**YOUR GOAL**
Please print the whole of the listing that follows exactly.

**RAW DATA**
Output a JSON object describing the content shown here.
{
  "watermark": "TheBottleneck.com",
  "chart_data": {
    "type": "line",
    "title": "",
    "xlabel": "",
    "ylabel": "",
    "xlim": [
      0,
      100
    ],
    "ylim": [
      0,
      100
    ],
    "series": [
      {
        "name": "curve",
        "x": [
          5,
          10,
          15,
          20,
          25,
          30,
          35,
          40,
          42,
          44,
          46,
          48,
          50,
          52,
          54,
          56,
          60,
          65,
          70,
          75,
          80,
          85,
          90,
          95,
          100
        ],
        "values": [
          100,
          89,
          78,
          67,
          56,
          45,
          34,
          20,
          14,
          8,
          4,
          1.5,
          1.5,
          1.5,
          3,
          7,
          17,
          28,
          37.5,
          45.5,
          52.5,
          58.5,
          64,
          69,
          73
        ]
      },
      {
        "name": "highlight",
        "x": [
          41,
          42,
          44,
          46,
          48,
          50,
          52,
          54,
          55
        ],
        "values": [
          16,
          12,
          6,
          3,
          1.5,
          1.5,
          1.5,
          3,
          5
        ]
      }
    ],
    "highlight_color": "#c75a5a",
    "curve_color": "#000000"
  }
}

**COMPLETED TASK**
Output a JSON object describing the content shown here.
{
  "watermark": "TheBottleneck.com",
  "chart_data": {
    "type": "line",
    "title": "",
    "xlabel": "",
    "ylabel": "",
    "xlim": [
      0,
      100
    ],
    "ylim": [
      0,
      100
    ],
    "series": [
      {
        "name": "curve",
        "x": [
          5,
          10,
          15,
          20,
          25,
          30,
          35,
          40,
          42,
          44,
          46,
          48,
          50,
          52,
          54,
          56,
          60,
          65,
          70,
          75,
          80,
          85,
          90,
          95,
          100
        ],
        "values": [
          100,
          89,
          78,
          67,
          56,
          45,
          34,
          20,
          14,
          8,
          4,
          1.5,
          1.5,
          1.5,
          3,
          7,
          17,
          28,
          37.5,
          45.5,
          52.5,
          58.5,
          64,
          69,
          73
        ]
      },
      {
        "name": "highlight",
        "x": [
          41,
          42,
          44,
          46,
          48,
          50,
          52,
          54,
          55
        ],
        "values": [
          16,
          12,
          6,
          3,
          1.5,
          1.5,
          1.5,
          3,
          5
        ]
      }
    ],
    "highlight_color": "#c75a5a",
    "curve_color": "#000000"
  }
}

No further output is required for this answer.